Exercise requirements - Lines holding the string "color": copy each one from the listing below.

Dataset records -
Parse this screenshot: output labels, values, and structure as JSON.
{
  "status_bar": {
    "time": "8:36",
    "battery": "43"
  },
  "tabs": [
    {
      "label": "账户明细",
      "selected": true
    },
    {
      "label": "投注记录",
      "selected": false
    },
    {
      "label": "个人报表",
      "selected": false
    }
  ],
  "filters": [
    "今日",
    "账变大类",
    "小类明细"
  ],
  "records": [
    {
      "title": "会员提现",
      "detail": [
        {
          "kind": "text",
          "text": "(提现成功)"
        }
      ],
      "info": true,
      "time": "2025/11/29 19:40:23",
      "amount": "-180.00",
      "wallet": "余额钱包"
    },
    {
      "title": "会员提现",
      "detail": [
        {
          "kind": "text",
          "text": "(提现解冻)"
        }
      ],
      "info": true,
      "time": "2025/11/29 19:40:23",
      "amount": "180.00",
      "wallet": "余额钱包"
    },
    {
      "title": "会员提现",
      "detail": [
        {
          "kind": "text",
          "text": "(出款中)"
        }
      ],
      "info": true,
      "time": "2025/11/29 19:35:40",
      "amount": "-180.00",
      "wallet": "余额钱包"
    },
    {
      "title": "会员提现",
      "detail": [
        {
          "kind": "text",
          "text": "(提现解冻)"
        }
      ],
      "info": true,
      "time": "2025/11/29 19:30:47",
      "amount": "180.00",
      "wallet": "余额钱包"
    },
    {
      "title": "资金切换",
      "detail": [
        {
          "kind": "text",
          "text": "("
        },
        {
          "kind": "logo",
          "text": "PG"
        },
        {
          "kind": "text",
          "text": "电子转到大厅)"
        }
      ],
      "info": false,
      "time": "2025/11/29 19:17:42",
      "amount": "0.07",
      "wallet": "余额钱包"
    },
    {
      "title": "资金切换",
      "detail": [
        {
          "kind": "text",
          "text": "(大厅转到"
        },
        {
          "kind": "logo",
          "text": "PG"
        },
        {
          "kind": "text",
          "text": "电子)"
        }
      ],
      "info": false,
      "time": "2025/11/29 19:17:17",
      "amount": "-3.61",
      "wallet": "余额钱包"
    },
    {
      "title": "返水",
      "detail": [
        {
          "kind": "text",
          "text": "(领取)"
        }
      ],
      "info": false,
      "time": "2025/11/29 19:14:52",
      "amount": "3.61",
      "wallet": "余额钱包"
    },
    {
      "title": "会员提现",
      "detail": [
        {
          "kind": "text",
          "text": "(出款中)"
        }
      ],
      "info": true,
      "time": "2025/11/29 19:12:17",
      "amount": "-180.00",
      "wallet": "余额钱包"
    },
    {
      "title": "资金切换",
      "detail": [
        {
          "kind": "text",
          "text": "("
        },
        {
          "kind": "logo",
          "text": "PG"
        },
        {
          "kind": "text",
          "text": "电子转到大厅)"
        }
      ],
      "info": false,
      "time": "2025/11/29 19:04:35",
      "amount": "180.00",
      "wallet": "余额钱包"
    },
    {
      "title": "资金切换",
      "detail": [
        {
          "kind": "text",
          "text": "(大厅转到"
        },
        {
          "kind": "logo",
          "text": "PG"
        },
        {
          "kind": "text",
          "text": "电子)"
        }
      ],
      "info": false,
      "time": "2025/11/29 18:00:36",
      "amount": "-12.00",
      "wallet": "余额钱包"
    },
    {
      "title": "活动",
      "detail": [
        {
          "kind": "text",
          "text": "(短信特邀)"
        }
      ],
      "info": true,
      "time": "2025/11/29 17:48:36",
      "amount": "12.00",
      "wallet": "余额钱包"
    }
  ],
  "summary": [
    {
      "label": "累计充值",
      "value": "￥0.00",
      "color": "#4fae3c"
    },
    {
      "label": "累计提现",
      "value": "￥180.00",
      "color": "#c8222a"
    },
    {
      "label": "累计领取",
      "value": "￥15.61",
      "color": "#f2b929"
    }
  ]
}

Answer below -
      "color": "#4fae3c"
      "color": "#c8222a"
      "color": "#f2b929"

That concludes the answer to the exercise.